__TASK DIRECTIONS__. Go through the data and copy each line where the word "medium" shows up.

__MATERIAL SUPPLIED__.
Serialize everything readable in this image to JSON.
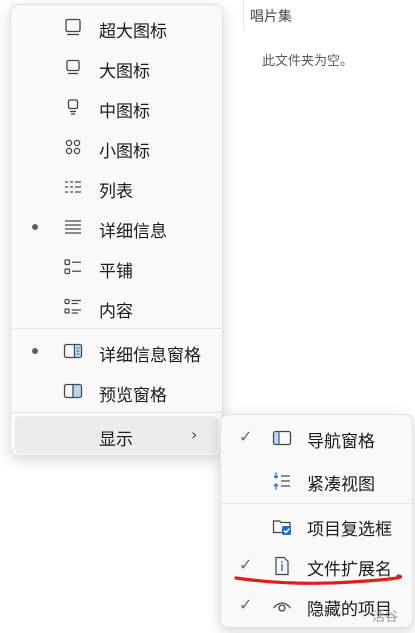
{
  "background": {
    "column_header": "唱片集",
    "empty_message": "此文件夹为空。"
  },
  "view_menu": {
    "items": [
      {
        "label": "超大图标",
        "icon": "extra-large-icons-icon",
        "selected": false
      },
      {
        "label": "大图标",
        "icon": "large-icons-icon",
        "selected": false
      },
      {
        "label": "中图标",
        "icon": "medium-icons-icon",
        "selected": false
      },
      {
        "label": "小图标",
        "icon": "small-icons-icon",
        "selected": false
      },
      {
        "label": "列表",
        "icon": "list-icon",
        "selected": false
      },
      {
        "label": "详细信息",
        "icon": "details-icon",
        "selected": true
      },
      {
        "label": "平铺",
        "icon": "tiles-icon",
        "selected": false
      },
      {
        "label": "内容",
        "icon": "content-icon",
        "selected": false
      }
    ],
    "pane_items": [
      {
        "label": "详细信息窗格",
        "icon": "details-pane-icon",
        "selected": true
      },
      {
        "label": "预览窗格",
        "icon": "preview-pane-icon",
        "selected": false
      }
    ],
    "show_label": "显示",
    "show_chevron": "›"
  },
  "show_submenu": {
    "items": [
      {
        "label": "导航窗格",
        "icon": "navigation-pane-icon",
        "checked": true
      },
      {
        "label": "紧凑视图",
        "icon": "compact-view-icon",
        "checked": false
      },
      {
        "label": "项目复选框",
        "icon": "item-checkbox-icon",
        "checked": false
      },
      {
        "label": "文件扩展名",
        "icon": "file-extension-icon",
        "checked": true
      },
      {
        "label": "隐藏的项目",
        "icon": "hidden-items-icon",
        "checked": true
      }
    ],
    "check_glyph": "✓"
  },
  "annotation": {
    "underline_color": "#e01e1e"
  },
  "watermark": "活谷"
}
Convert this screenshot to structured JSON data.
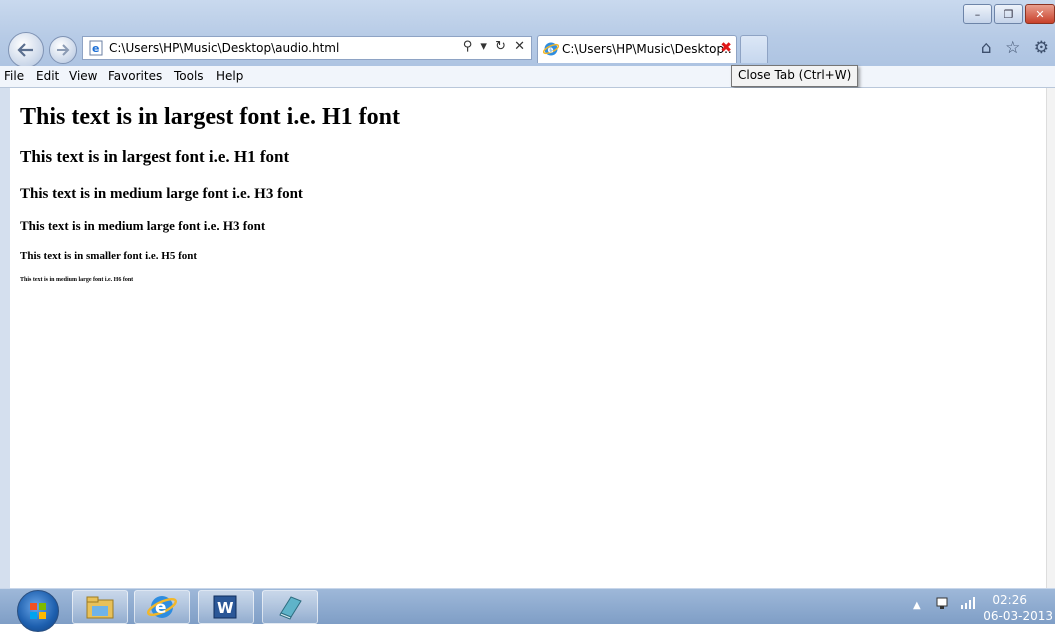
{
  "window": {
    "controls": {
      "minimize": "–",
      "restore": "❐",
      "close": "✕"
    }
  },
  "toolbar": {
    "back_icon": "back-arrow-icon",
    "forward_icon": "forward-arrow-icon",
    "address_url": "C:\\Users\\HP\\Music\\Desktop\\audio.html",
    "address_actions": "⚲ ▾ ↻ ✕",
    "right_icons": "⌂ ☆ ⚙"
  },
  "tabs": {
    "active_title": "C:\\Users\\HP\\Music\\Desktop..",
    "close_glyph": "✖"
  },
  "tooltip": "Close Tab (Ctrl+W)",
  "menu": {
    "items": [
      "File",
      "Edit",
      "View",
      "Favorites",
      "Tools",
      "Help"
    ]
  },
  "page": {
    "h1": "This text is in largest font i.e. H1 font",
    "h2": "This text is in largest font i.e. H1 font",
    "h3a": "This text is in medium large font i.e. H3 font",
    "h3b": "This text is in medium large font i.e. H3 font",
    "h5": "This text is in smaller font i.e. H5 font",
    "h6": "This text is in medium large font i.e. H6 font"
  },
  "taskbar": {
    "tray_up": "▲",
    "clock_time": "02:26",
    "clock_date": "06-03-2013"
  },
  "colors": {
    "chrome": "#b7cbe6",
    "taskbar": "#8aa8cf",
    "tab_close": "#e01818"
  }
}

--

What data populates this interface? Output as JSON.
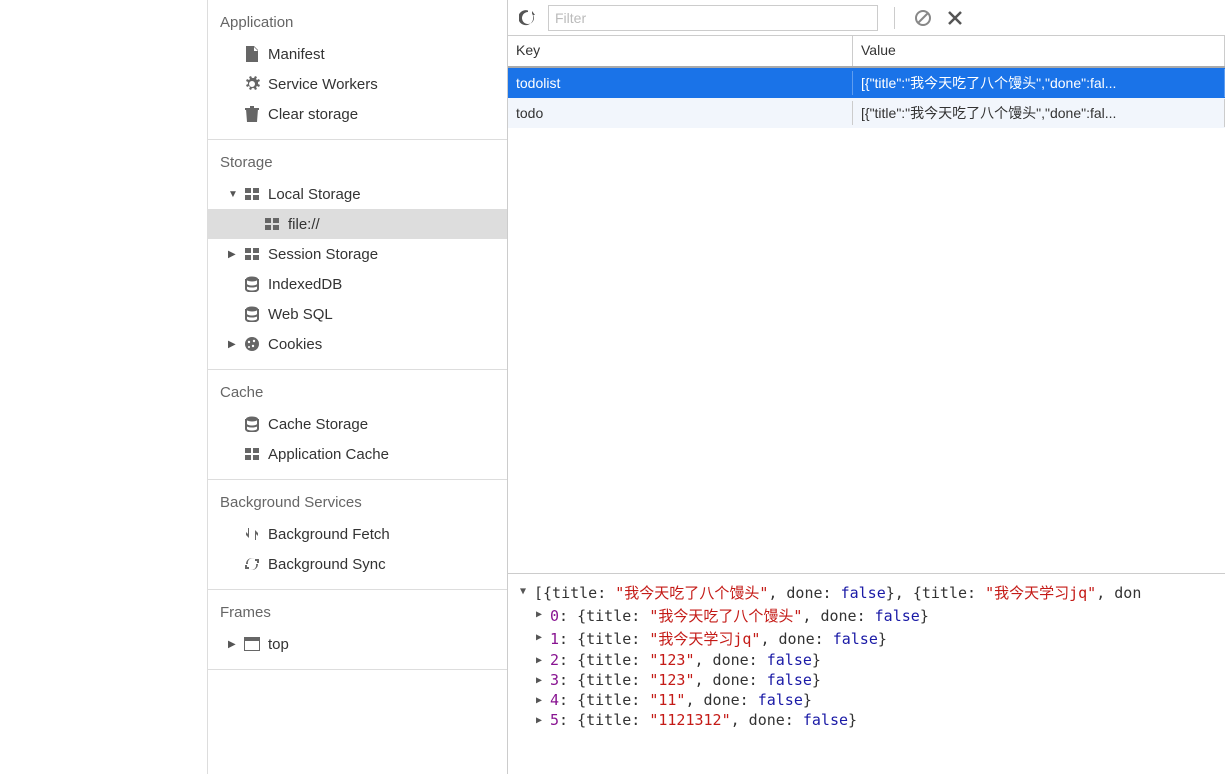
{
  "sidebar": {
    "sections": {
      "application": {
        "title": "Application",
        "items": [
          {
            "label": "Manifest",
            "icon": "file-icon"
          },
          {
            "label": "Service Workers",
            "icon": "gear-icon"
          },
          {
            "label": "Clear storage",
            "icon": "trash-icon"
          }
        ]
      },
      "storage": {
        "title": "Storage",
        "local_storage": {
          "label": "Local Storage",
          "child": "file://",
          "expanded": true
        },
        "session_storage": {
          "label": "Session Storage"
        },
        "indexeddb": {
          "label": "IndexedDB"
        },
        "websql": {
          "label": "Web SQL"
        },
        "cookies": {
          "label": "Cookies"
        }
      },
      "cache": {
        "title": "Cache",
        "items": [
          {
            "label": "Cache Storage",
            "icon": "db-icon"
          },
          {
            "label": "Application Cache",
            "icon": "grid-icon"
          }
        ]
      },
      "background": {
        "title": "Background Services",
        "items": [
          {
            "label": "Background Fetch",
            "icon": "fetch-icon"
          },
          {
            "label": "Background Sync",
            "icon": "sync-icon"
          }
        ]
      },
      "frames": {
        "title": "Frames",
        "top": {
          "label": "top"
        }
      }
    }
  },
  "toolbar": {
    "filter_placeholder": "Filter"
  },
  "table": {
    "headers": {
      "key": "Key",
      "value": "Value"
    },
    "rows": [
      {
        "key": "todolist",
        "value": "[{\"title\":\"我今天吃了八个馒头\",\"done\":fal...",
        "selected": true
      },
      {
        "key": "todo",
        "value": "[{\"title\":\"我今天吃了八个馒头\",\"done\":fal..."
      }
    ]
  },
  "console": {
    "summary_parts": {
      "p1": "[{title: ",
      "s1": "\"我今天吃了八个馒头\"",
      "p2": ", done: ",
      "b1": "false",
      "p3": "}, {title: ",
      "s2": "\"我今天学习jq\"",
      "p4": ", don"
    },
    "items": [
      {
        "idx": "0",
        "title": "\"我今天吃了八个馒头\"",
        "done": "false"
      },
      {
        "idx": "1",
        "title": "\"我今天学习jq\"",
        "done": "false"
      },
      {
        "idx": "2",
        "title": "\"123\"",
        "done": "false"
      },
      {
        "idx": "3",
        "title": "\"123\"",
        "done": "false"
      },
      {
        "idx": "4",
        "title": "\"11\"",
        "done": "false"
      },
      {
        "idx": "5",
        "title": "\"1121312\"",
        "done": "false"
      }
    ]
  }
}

__SOLUTION TO THE PROBLEM__.
        "icon": "medium-icons-icon",
    "h3a": "This text is in medium large font i.e. H3 font",
    "h3b": "This text is in medium large font i.e. H3 font",
    "h6": "This text is in medium large font i.e. H6 font"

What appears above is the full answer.